For example, Veterans may:
Become overly protective, vigilant, and guarded
Become preoccupied by danger
Feel a need to avoid being shocked by, or unprepared for, what may happen in the future
Research has looked at how Veterans react to terrorism. While some studies report that Veterans react similarly to civilians when acts of mass violence occur, other studies report that their negative reactions may last for a longer length of time than civilians. Some Veterans reported that they had more frequent:
Military and homecoming memories
Veterans with PTSD may be even more likely to see their PTSD symptoms get worse if they are exposed to reminders that are similar to their experiences in the military.
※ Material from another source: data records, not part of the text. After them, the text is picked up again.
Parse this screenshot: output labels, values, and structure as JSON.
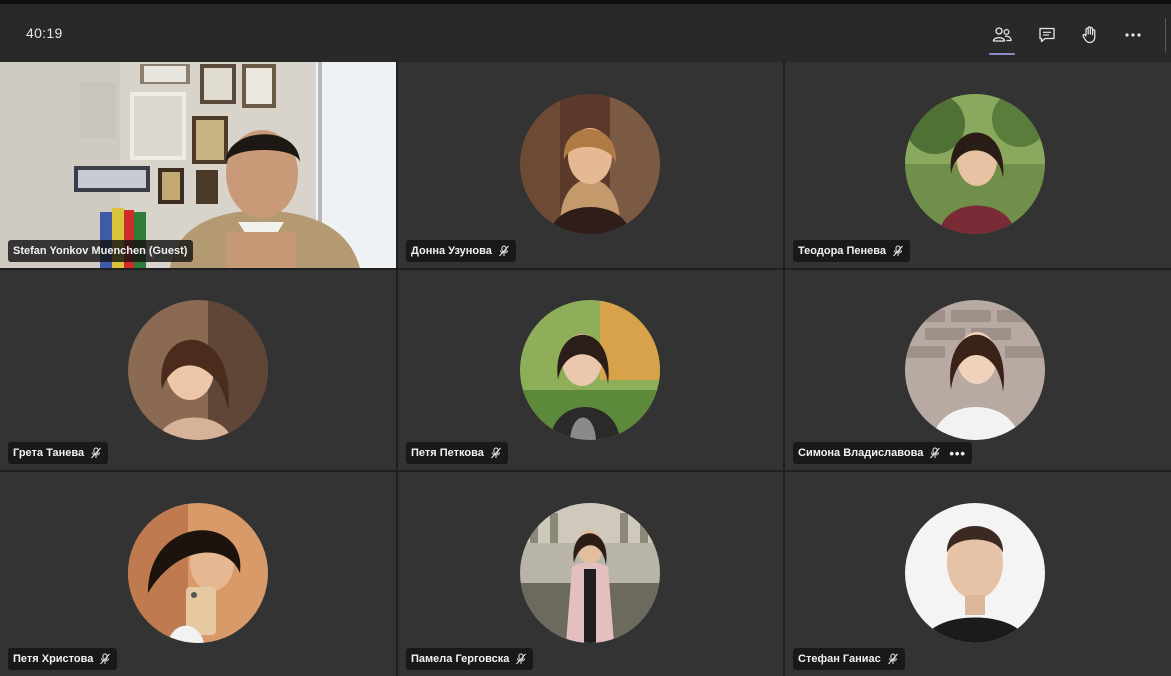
{
  "meeting": {
    "timer": "40:19"
  },
  "toolbar": {
    "buttons": [
      {
        "name": "participants-button",
        "icon": "people-icon",
        "active": true
      },
      {
        "name": "chat-button",
        "icon": "chat-icon",
        "active": false
      },
      {
        "name": "raise-hand-button",
        "icon": "hand-icon",
        "active": false
      },
      {
        "name": "more-actions-button",
        "icon": "more-icon",
        "active": false
      }
    ]
  },
  "participants": [
    {
      "name": "Stefan Yonkov Muenchen (Guest)",
      "video": true,
      "muted": false
    },
    {
      "name": "Донна Узунова",
      "video": false,
      "muted": true
    },
    {
      "name": "Теодора Пенева",
      "video": false,
      "muted": true
    },
    {
      "name": "Грета Танева",
      "video": false,
      "muted": true
    },
    {
      "name": "Петя Петкова",
      "video": false,
      "muted": true
    },
    {
      "name": "Симона Владиславова",
      "video": false,
      "muted": true,
      "more": "•••"
    },
    {
      "name": "Петя Христова",
      "video": false,
      "muted": true
    },
    {
      "name": "Памела Герговска",
      "video": false,
      "muted": true
    },
    {
      "name": "Стефан Ганиас",
      "video": false,
      "muted": true
    }
  ],
  "colors": {
    "topbar": "#292929",
    "tile": "#333333",
    "accent": "#8b8cc7"
  }
}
For example:
When Veterans followed news closely they reported that media coverage of war brought back thoughts and feelings of their own military experiences.
Recent research found that individuals who repeatedly exposed themselves to disturbing images from television reports were at greater risk of developing PTSD over the next two to three years.
When PTSD symptoms got worse for some Veterans, it may have been related to how closely what they were seeing on the news reflected what they had gone through while serving.
Veteran gatherings or American symbols with high emotional value also could cause PTSD symptoms to recur or worsen.
How can Veterans cope when current events cause distress?
Below is a list of tips to manage distress for Veterans with or without PTSD. Use them to help you cope when traumatic events affect you.
To help yourself
Consider limiting your exposure to news on television. While media coverage may draw you in, increased viewing can raise stress levels. Watch yourself for signs of anger, rage, depression, worry, or other negative feelings. Take a time out from the news to let yourself recover from these feelings.
Keep up with daily schedules and routines. Try to include more pleasant activities in your day, even for brief periods of time.
Keep up with your body's needs for exercise, food, and sleep.
Feel what you feel. It is normal to feel a range of emotions. Having these feelings is to be expected. How you deal with them is most important.
Slow down. Give yourself time and space to deal with what has happened. Remember that people have their own pace for dealing with trauma, including you.
Count on feeling angry, but balance your actions with wisdom. Try to stay calm. Avoid reacting with sudden anger toward any group or persons.
Talk with someone close to you who might understand what you are going through.
If you do not feel like talking, writing in a journal may be helpful for dealing with intense feelings.
Do not avoid other Veterans even if they remind you of your military past. Seeking support along with other Veterans can be very helpful when stress is high. You can find other Veterans through the VA, Vet Centers, and Veteran's Service Organizations.
If you need help
Get help from your doctor or a mental health provider who is skilled in working with survivors of trauma if:
You are having any symptoms that are causing high levels of distress, problems in relationships, or problems at work.
You are abusing alcohol or drugs.
You cannot get relief using the tips listed above.
To help children in your life
If children hear about acts of violence, they look to adults to help them understand and cope with their feelings. Here are some ways you can help:
Try to respond when they ask questions.
Safety is a main concern for them. Comfort them and tell them in an age-appropriate way that adults are working hard to help those involved in the situation, and to make sure children will be safe everywhere.
Be a positive role model for them.
Show them how you have ways to deal with difficult events together as a family.
To help your community
Avoid blame as much as possible. Anger and blame toward others have been shown to increase Veterans' stress symptoms.
Try to change anger or thoughts of revenge into something positive. You could donate blood, give money to the Red Cross, volunteer, donate to a food bank, or give your support in some other way. Invite others to do the same.
Try to join together with others, show patience, and help others in times of hardship.